■ What you will do
Every word of the data below has to be copied faithfully.

■ Listed entries
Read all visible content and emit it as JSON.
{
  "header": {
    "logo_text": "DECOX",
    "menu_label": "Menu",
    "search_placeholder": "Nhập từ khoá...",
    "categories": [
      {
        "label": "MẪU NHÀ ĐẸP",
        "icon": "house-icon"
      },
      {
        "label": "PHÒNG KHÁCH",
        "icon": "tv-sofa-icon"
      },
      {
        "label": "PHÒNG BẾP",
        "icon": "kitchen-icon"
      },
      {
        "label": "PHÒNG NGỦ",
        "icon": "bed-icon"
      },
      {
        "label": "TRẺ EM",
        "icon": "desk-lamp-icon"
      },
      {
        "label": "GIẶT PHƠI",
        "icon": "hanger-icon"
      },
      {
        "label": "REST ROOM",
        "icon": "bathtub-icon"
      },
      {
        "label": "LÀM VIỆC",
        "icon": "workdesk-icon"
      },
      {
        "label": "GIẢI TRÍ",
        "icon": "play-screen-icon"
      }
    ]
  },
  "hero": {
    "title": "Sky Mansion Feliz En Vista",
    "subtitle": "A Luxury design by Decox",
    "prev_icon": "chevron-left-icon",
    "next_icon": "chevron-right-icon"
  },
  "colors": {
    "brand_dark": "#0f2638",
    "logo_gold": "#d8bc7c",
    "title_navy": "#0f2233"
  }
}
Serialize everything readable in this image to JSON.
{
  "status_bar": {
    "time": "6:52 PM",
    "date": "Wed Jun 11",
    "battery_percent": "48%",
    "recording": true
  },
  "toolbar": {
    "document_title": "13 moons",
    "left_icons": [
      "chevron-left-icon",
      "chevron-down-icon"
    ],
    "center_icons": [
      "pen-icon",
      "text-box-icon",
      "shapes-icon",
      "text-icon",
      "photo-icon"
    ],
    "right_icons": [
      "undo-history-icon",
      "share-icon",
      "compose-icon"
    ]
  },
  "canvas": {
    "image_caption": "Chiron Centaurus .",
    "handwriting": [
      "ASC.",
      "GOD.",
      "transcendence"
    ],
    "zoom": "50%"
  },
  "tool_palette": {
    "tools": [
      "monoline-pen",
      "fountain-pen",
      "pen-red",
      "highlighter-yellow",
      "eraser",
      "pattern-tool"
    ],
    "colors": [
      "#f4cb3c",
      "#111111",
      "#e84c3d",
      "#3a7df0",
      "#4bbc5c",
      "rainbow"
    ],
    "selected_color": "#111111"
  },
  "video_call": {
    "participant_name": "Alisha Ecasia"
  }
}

■ Output of the exercise
Read all visible content and emit it as JSON.
{
  "header": {
    "logo_text": "DECOX",
    "menu_label": "Menu",
    "search_placeholder": "Nhập từ khoá...",
    "categories": [
      {
        "label": "MẪU NHÀ ĐẸP",
        "icon": "house-icon"
      },
      {
        "label": "PHÒNG KHÁCH",
        "icon": "tv-sofa-icon"
      },
      {
        "label": "PHÒNG BẾP",
        "icon": "kitchen-icon"
      },
      {
        "label": "PHÒNG NGỦ",
        "icon": "bed-icon"
      },
      {
        "label": "TRẺ EM",
        "icon": "desk-lamp-icon"
      },
      {
        "label": "GIẶT PHƠI",
        "icon": "hanger-icon"
      },
      {
        "label": "REST ROOM",
        "icon": "bathtub-icon"
      },
      {
        "label": "LÀM VIỆC",
        "icon": "workdesk-icon"
      },
      {
        "label": "GIẢI TRÍ",
        "icon": "play-screen-icon"
      }
    ]
  },
  "hero": {
    "title": "Sky Mansion Feliz En Vista",
    "subtitle": "A Luxury design by Decox",
    "prev_icon": "chevron-left-icon",
    "next_icon": "chevron-right-icon"
  },
  "colors": {
    "brand_dark": "#0f2638",
    "logo_gold": "#d8bc7c",
    "title_navy": "#0f2233"
  }
}
Serialize everything readable in this image to JSON.
{
  "status_bar": {
    "time": "6:52 PM",
    "date": "Wed Jun 11",
    "battery_percent": "48%",
    "recording": true
  },
  "toolbar": {
    "document_title": "13 moons",
    "left_icons": [
      "chevron-left-icon",
      "chevron-down-icon"
    ],
    "center_icons": [
      "pen-icon",
      "text-box-icon",
      "shapes-icon",
      "text-icon",
      "photo-icon"
    ],
    "right_icons": [
      "undo-history-icon",
      "share-icon",
      "compose-icon"
    ]
  },
  "canvas": {
    "image_caption": "Chiron Centaurus .",
    "handwriting": [
      "ASC.",
      "GOD.",
      "transcendence"
    ],
    "zoom": "50%"
  },
  "tool_palette": {
    "tools": [
      "monoline-pen",
      "fountain-pen",
      "pen-red",
      "highlighter-yellow",
      "eraser",
      "pattern-tool"
    ],
    "colors": [
      "#f4cb3c",
      "#111111",
      "#e84c3d",
      "#3a7df0",
      "#4bbc5c",
      "rainbow"
    ],
    "selected_color": "#111111"
  },
  "video_call": {
    "participant_name": "Alisha Ecasia"
  }
}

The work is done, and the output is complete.